He gave them time—both to deal with his death and with his life. And today he does the same for us. Every year our Savior gives us this 40 days of lent to prepare for his death, so that by the time Good Friday arrives, we’re ready. But what he also does is that he gives us time to prepare for his life. In the first congregation I served in we had an Easter Sunrise service like this one. And after it was done there was a lady who came and spoke with me. She told me that she was frustrated and angry with me because she expected to come to church and sing “alleluia” instead of diving back into darkness. And she said, “You took Easter away from me.” I was really shocked by what she had said. But what it showed me is that she had never really grappled with the words we have in front of us today. These poor women were not ready. They were not ready for Jesus’ death and they were not ready for his life.

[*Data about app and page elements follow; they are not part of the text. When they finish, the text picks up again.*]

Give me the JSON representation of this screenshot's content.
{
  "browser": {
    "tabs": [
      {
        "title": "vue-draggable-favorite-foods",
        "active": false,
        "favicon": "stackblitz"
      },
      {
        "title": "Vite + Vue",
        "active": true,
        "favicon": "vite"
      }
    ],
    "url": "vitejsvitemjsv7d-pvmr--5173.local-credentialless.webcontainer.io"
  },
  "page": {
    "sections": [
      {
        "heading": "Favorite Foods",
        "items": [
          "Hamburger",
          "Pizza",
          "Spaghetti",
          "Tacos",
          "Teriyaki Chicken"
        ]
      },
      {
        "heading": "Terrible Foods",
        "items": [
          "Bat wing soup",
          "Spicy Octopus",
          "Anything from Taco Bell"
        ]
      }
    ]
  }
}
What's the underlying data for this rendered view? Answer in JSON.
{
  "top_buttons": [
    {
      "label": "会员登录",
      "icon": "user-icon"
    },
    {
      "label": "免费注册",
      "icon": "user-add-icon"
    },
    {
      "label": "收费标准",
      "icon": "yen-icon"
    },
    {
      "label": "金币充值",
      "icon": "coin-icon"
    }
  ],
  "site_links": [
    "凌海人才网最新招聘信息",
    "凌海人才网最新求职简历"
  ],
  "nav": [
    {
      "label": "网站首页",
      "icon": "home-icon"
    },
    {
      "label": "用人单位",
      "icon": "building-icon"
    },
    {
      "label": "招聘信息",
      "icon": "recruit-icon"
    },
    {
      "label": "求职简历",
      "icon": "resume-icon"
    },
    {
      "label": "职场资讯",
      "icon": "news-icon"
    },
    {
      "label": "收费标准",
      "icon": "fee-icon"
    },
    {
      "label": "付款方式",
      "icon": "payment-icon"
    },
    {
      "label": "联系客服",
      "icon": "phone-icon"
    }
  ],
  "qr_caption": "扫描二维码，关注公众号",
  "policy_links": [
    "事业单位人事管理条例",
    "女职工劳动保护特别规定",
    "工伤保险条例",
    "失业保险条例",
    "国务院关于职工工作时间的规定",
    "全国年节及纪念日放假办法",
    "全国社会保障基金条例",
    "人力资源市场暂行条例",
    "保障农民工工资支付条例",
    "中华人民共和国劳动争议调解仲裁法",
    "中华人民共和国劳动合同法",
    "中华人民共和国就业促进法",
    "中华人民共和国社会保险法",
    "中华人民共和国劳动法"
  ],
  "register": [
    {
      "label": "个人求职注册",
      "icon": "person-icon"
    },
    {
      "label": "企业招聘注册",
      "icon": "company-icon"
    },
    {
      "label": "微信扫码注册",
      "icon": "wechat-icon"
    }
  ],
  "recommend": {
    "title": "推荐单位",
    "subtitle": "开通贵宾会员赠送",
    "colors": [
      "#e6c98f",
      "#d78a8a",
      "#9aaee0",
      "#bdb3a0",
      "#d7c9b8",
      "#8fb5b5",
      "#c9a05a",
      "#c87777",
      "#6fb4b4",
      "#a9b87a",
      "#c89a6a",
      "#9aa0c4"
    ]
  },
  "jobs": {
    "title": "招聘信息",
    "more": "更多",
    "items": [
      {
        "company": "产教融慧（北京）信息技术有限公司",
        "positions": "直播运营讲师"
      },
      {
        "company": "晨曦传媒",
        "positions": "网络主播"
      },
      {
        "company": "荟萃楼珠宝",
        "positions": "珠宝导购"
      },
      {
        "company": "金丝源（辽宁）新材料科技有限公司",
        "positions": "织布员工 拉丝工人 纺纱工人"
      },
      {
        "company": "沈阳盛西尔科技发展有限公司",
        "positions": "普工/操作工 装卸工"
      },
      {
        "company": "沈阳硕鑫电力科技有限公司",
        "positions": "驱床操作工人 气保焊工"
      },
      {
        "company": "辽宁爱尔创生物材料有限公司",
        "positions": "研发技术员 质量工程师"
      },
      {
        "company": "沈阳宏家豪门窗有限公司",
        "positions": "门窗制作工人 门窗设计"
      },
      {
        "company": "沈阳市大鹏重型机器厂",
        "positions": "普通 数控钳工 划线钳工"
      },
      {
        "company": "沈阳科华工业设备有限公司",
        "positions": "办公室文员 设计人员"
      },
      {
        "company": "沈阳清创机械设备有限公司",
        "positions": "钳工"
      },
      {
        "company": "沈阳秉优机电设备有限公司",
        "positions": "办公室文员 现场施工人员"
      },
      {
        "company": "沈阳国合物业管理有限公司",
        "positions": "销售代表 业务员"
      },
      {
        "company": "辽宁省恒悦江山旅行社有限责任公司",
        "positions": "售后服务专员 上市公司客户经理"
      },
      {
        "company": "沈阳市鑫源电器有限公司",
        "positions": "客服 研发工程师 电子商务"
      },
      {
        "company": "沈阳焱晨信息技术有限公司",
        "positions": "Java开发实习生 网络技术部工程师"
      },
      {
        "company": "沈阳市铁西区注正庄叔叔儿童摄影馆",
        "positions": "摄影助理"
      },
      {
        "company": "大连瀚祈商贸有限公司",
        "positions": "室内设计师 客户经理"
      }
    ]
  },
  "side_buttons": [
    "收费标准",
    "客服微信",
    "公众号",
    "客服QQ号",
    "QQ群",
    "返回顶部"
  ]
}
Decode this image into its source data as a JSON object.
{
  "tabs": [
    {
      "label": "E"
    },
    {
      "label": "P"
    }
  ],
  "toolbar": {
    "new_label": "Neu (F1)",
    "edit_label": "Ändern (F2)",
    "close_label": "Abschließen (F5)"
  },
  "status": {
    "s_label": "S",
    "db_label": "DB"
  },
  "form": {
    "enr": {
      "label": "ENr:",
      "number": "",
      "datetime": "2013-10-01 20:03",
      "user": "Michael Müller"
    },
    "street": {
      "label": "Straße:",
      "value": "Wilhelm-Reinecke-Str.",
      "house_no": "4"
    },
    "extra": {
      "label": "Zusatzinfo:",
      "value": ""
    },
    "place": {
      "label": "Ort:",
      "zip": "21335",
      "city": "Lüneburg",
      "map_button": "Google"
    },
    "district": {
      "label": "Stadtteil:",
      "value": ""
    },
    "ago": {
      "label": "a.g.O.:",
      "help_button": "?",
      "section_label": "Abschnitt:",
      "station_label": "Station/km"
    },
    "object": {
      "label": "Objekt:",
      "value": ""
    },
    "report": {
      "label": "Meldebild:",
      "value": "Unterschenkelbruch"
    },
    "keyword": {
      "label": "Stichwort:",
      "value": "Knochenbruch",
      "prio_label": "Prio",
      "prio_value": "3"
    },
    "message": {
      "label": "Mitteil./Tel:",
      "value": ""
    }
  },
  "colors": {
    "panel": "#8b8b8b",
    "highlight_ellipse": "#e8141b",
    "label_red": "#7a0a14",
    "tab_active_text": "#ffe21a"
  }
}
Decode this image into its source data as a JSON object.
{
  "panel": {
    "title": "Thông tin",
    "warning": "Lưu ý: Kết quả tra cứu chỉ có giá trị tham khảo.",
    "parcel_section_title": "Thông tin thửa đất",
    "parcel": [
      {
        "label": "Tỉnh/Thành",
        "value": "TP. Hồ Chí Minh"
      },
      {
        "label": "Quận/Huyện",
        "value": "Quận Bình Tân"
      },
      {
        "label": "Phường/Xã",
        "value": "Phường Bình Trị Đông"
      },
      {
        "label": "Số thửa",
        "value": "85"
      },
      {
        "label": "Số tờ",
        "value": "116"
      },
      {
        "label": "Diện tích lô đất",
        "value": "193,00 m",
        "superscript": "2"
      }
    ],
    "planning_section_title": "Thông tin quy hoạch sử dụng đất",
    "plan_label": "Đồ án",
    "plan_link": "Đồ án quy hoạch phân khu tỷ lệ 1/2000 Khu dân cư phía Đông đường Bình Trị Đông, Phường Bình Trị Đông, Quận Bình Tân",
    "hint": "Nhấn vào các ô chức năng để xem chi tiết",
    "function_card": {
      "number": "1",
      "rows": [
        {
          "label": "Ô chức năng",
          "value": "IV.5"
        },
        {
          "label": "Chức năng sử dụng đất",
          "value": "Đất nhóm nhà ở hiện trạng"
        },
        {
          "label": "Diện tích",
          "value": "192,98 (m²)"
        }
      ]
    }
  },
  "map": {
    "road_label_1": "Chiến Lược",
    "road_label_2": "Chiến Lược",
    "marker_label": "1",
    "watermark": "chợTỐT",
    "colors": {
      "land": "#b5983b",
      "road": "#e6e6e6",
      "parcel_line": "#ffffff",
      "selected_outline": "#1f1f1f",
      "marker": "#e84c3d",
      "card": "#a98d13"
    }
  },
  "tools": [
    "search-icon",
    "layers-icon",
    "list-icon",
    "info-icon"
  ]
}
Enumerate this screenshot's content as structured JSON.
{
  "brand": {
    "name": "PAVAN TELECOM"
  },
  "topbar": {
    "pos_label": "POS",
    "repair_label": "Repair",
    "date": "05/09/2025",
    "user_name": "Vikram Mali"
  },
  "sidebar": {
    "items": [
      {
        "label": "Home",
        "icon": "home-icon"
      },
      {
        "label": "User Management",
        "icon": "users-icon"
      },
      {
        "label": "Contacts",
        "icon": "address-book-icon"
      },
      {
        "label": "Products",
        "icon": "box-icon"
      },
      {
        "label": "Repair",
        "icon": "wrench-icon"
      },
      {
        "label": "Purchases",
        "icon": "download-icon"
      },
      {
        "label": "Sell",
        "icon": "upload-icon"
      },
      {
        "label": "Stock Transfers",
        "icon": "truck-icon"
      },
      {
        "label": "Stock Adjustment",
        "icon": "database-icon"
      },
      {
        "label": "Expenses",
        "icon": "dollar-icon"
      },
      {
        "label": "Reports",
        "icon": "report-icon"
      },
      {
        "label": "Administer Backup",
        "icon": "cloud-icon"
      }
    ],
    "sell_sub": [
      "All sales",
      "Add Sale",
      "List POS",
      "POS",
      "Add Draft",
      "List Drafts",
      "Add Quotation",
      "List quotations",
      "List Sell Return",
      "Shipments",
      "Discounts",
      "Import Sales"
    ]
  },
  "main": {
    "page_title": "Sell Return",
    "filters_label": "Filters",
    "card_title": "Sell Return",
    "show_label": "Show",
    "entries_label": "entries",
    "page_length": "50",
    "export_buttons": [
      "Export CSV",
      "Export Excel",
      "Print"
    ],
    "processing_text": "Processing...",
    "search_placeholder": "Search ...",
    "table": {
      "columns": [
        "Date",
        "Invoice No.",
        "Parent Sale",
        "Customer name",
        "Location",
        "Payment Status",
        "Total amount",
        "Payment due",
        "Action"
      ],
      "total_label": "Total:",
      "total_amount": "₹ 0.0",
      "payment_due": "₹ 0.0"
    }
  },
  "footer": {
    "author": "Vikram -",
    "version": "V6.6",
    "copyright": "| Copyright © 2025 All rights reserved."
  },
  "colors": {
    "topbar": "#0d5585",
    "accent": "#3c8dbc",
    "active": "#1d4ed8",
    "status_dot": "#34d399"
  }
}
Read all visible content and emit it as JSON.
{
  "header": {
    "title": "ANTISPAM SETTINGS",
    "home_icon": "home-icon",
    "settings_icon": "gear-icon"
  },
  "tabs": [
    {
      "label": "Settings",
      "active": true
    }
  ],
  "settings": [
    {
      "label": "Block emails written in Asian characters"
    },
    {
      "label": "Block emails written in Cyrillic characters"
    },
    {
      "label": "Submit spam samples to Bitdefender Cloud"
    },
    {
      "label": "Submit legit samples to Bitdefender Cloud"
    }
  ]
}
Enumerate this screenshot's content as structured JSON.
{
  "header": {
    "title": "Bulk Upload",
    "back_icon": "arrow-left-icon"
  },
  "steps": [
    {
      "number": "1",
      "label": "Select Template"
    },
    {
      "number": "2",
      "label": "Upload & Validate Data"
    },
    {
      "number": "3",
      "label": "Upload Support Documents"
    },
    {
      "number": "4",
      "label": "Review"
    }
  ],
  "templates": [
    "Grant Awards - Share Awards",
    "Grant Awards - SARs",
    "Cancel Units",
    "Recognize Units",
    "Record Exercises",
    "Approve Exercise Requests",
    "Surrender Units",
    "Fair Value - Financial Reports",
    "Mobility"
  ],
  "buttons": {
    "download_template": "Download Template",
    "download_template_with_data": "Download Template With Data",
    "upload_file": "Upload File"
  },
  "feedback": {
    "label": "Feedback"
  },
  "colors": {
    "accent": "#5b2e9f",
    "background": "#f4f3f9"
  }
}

What they needed was time. And that’s what our Lord and Savior gave them. And that’s what the Easter vigil gives us—time.
For many centuries what would happen is that Christians would gather around midnight on Saturday night and then read God’s word, hear sermons, have bible studies and sing hymns to prepare themselves not as much for Jesus’ death, but instead, for Jesus life. And then, when the sun came up in the morning they rejoiced in their Savior’s resurrection and then went home and got some sleep. They needed time to adjust to Jesus’ life. And so they set aside the time. Do realize that if Christians saw what we do on Easter Sunday they would think that it’s strange. Where’s the time to adjust from Jesus’ death to his life? We slowly walk through lent and slowly work through Jesus’ death on Good Friday, and then what do we do? With no time for transition we suddenly show up and shout “alleluia” at each other. That would have been weird for the ancient Christians.
And that then is what this order of service is: time to deal with Jesus’ life’. The light outside that slowly fades away on Good Friday we slowly allow to come back. The candles that we put out on Good Friday, we slowly light back up on Easter morning to give us time to deal with Jesus’ death and his life.
And so, out of love for us, Jesus gives us time—time to deal with his death and time to deal with his life. And this is not just important to speak about on Easter. It’s also important to speak about on our last day. Sunday after Sunday, year after year, y0u have the great privilege to hear, study and grow in God’s word. And through this what does Jesus do? He makes us ready for our own death. Because Jesus died, we are able to look at our own death with faith and confidence even amidst our own fear. But Jesus also gives us time to deal with our life. They had the privilege to see a resurrected Savior. And that showed them a glimpse of what their resurrected life would be. And through God’s word we have the same privilige.
And so, my dear friends in Christ, I encourage you to look at this hour of worship this morning as a great gift of time. Here in these words this morning we have one last time to deal with Jesus’ death. And we have time to deal with Jesus’ life. And that gives us every reason to be ready for our own future death and our own future life. Amen.